• **Task item**:
Find how many lines of the entries contain the word "eventArchetype", then report that figure alone.

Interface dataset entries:
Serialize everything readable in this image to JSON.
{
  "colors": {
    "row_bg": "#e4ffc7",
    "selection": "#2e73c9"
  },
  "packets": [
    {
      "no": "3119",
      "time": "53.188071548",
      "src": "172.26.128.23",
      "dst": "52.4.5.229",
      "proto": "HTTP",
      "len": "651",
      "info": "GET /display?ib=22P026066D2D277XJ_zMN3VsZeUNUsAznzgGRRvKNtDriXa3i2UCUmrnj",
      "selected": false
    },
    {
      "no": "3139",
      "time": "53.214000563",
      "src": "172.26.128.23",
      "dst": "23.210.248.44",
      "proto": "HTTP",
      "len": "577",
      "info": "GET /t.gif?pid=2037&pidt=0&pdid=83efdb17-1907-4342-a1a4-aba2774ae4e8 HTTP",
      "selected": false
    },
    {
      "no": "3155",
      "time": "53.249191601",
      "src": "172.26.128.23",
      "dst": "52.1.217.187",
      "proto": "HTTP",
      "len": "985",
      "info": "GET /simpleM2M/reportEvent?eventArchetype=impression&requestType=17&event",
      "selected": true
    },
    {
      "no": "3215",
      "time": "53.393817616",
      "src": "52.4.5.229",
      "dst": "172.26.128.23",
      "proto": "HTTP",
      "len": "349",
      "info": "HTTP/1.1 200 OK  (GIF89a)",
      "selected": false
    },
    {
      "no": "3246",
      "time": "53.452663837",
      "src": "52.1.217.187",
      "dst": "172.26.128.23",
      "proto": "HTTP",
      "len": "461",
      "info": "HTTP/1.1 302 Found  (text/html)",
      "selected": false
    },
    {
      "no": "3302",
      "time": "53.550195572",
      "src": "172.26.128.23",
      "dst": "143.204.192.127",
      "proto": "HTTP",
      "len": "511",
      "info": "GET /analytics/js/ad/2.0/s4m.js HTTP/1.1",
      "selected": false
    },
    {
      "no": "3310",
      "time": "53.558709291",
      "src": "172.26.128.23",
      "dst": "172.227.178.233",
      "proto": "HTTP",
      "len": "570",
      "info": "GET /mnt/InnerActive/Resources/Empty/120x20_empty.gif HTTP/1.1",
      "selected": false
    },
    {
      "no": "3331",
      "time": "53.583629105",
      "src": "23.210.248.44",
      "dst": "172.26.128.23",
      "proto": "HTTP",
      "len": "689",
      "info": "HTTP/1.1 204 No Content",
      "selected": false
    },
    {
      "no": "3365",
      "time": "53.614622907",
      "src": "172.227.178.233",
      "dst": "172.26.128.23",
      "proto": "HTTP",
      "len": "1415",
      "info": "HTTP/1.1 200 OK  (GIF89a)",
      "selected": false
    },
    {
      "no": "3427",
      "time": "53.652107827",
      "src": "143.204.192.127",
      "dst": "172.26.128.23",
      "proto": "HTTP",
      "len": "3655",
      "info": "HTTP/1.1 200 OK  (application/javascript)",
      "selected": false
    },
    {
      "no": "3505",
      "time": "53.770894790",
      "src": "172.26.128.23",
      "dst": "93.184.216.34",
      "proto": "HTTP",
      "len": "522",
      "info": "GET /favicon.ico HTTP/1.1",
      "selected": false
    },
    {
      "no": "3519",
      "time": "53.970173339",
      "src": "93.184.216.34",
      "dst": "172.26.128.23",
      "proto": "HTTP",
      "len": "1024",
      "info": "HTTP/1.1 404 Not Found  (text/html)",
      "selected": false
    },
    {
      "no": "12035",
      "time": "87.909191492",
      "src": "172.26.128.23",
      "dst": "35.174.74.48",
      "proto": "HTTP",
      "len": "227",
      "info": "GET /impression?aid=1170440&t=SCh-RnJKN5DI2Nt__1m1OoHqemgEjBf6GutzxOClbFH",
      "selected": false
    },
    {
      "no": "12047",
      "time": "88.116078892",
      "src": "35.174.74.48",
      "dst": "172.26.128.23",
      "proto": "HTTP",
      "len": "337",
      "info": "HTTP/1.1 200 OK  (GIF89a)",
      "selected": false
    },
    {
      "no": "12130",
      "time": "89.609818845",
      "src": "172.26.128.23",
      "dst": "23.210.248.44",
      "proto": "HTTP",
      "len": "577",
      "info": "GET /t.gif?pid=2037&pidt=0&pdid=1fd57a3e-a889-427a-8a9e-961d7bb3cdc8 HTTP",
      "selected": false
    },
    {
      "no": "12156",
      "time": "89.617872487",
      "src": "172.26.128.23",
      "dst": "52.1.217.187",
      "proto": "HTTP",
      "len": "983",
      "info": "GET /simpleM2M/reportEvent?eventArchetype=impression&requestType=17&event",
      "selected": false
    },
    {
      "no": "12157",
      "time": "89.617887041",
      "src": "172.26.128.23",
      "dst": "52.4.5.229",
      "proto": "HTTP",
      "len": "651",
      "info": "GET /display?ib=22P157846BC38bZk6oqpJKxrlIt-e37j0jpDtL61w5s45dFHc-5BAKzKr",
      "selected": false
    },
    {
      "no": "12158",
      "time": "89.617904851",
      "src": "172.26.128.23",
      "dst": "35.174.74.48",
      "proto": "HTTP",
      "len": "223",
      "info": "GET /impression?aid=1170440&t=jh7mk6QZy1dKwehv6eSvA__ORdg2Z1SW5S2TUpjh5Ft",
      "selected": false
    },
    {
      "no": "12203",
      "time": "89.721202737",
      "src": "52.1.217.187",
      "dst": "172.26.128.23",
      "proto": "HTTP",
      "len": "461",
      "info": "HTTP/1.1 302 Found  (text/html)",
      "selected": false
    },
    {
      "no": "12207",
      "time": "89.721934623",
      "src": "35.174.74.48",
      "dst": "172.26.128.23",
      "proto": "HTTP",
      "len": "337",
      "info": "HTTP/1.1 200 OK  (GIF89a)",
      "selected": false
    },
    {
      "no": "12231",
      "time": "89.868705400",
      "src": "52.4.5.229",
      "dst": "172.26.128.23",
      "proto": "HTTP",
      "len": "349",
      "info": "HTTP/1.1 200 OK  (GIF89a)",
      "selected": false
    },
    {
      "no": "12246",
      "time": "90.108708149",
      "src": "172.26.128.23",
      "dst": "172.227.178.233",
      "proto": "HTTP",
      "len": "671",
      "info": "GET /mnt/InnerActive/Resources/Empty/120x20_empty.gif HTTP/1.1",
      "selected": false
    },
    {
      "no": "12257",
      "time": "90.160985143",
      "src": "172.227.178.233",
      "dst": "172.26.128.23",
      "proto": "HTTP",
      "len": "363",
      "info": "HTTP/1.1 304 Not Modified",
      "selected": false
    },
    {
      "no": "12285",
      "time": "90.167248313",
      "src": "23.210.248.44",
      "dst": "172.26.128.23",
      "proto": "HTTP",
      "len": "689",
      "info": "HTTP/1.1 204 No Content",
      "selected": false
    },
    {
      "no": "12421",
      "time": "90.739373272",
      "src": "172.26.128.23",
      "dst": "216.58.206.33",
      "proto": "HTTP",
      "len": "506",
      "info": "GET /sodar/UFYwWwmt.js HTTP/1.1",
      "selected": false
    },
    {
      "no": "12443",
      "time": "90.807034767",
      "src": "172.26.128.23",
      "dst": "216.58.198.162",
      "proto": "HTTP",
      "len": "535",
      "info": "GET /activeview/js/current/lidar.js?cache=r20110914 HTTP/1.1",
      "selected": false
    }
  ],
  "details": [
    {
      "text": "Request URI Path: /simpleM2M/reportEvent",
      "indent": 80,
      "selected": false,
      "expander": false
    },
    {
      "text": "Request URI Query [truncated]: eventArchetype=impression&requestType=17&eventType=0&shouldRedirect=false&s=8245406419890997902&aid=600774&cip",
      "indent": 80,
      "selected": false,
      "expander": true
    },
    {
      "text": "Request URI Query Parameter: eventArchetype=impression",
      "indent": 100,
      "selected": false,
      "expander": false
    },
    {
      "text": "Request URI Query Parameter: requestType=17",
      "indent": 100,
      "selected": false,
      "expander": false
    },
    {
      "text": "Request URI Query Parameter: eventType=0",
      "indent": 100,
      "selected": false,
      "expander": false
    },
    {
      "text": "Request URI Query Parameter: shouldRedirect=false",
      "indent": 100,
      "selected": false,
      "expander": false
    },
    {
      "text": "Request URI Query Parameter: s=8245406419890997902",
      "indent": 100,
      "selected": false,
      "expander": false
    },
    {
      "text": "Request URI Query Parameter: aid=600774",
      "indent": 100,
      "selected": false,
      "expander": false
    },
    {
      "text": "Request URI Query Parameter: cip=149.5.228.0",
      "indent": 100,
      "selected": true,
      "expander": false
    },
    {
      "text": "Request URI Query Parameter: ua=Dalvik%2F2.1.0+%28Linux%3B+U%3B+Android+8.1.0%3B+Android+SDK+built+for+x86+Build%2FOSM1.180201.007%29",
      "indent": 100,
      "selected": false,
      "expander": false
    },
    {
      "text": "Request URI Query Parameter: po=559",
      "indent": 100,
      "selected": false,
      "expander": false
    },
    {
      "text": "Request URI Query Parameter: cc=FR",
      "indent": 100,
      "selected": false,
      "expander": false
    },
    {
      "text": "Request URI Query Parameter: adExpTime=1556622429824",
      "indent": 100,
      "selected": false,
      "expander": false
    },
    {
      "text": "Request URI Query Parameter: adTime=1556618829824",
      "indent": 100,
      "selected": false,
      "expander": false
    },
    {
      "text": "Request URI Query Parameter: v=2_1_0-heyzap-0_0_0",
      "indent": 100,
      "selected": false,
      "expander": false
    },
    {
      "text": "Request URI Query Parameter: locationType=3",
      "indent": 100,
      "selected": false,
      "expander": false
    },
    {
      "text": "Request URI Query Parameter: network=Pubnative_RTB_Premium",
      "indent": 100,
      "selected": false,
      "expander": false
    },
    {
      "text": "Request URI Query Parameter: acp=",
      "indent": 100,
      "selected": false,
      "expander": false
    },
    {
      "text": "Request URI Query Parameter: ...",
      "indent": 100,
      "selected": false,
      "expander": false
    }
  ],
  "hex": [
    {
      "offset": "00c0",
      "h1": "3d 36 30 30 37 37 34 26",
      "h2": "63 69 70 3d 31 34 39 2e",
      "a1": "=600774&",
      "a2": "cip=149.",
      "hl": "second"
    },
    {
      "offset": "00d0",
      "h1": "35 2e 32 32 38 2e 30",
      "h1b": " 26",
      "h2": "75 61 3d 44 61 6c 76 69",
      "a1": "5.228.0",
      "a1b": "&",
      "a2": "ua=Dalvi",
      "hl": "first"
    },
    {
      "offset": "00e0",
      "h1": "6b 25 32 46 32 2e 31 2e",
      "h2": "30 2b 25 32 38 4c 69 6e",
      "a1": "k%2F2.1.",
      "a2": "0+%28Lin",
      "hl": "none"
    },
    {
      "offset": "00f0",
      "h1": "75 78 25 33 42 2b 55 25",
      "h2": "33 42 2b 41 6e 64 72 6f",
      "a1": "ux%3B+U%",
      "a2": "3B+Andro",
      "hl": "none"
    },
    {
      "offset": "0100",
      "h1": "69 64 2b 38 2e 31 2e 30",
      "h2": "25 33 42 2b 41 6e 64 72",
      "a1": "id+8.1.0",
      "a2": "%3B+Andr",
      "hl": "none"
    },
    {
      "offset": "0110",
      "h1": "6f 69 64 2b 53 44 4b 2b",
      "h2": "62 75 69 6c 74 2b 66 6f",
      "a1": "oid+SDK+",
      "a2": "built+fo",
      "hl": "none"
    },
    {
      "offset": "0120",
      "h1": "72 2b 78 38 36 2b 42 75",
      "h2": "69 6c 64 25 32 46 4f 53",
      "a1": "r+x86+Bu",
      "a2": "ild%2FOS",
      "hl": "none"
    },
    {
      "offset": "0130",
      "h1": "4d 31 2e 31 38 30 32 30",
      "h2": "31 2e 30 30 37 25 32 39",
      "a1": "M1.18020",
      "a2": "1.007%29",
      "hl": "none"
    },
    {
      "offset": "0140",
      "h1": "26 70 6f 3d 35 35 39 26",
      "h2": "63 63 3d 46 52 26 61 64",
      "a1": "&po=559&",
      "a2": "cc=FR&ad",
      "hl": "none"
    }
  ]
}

• **Written solution**:
4